### Work instruction
Copy out every line of the data that has the word "category" somewhere in it.

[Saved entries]
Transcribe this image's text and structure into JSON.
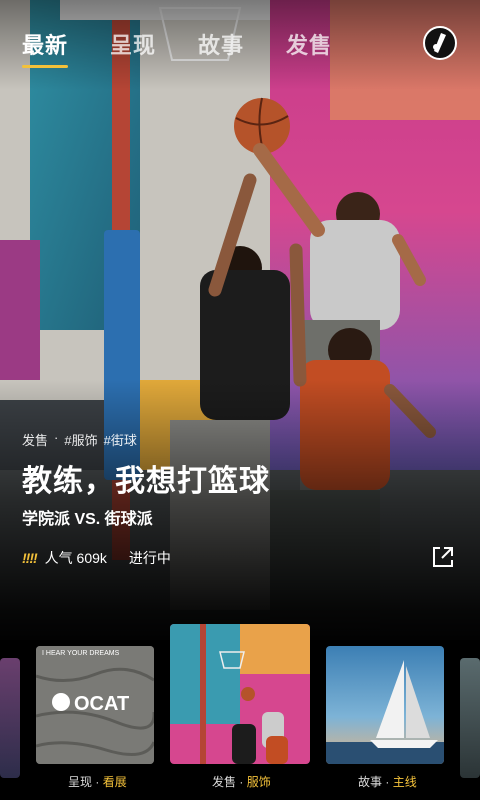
{
  "nav": {
    "tabs": [
      {
        "label": "最新",
        "active": true
      },
      {
        "label": "呈现",
        "active": false
      },
      {
        "label": "故事",
        "active": false
      },
      {
        "label": "发售",
        "active": false
      }
    ]
  },
  "hero": {
    "tags": [
      "发售",
      "·",
      "#服饰",
      "#街球"
    ],
    "title": "教练，我想打篮球",
    "subtitle": "学院派 VS. 街球派",
    "popularity_label": "人气 609k",
    "status": "进行中",
    "flame_glyph": "!!!!"
  },
  "cards": [
    {
      "category": "呈现",
      "sep": " · ",
      "name": "看展",
      "art_text": "I HEAR YOUR DREAMS",
      "art_logo": "OCAT"
    },
    {
      "category": "发售",
      "sep": " · ",
      "name": "服饰"
    },
    {
      "category": "故事",
      "sep": " · ",
      "name": "主线"
    }
  ],
  "colors": {
    "accent": "#f3c13a",
    "background": "#000000"
  }
}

### Exercise solution
      "category": "呈现",
      "category": "发售",
      "category": "故事",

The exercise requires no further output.